First of all, thanks for all your advice. It definitely has helped.
In high school, I ran cross country and I was pretty skinny. I didn’t run as much in college. I’m not fat, but I have about 10-15% body fat that I haven’t been able to get rid of since I put it on. I’ve tried running and running like I did in high school, and it won’t come off. I read your advice about aerobic cardio and I looked around my gym… and realized you’re right. Every single person that I regularly see at my gym doing 45+ minutes of cardio religiously is FAT and have been for years. So, hard as it was, I stopped running long runs and started doing intervals like you recommended. Now, I have more time to do full body work outs instead of working one muscle group per day. And, contrary to what I used to think, I didn’t get fat. In fact, after 10 days, I feel better than before. I don’t feel like falling over the rest of the day like I used to and I sleep a lot better. And, I’ve actually lost weight and I can do more pull-ups and squats than before.

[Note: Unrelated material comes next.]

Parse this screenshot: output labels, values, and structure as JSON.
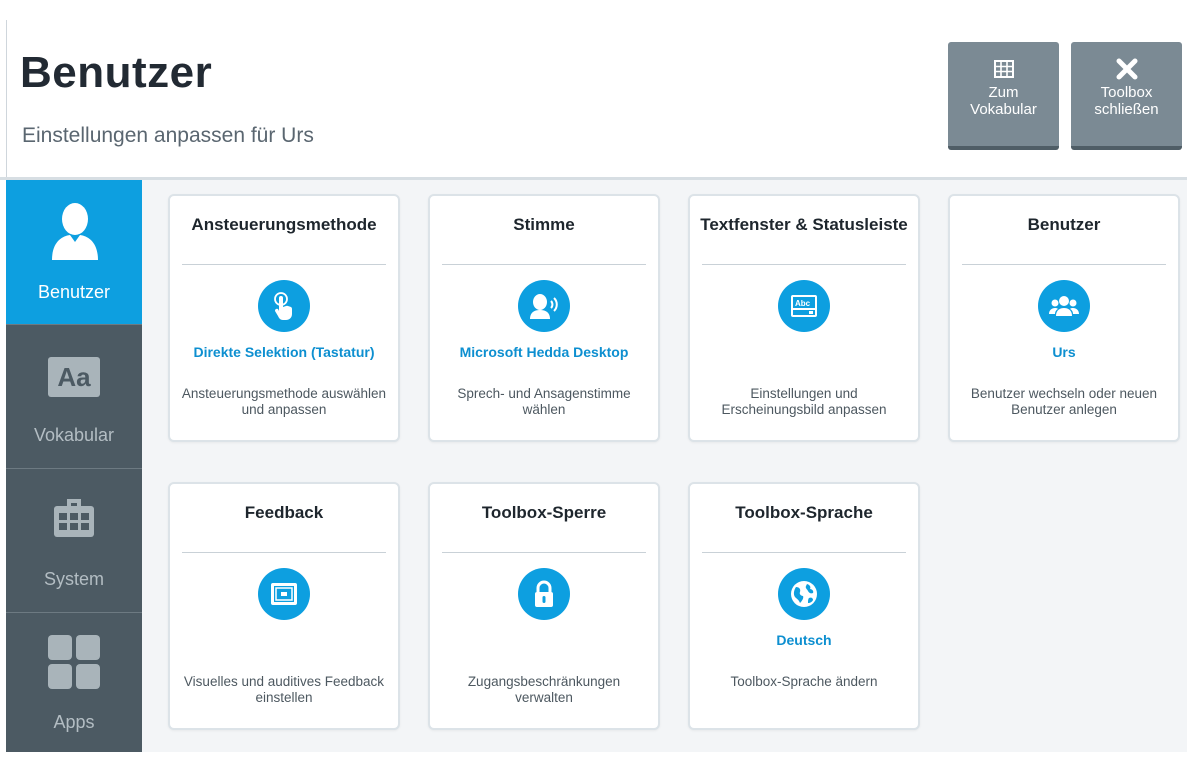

I do weights and intervals Monday, Wednesday, and Friday. My question is what do I do on my off-days? I have a hard time just doing nothing. Any suggestions?
Thanks again for all your help.
Thanks for the question T. Here’s some suggestions on what to do on your training and exercise rest days:
Recovery Exercises and Activities
You can do certain activities with the goal of active recovery:
- Moderate Low Intensity Cardio – no more than 20 minutes of low intensity cardio (if you enjoy it!)
- Yoga – is awesome. I love it. Cute chicks. Stretching feels great. What’s not to like?
- Sauna or hot tub – along with some stretching.
- Stretching – by itself is a great form of active recovery.
Do Active Things You Enjoy
- Sports – basketball, soccer, etc are great things to do on your days off
- Walk – take an easy walk around the neighborhood, walk some dogs, etc.
- Martial Arts – are great for all around health, fun, and you learn to defend yourself.
- Swimming – fun, good for active recovery, can take the whole family.
- Hiking – and other outdoors stuff.
Lifestyle stuff on “rest days”
If you notice all these things are fun lifestyle activities that people (even people who don’t work out) enjoy regularly. That’s the point. Make your rest days fun stuff you enjoy… and with the secondary goal of 1.) activities that help recovery or 2.) give you some exercise but address different energy systems (ie. your strength training workouts work anaerobic energy systems and maximum strength… hiking is more of an aerobic activity).
So there you go: you now know what to do on training and exercise rest days.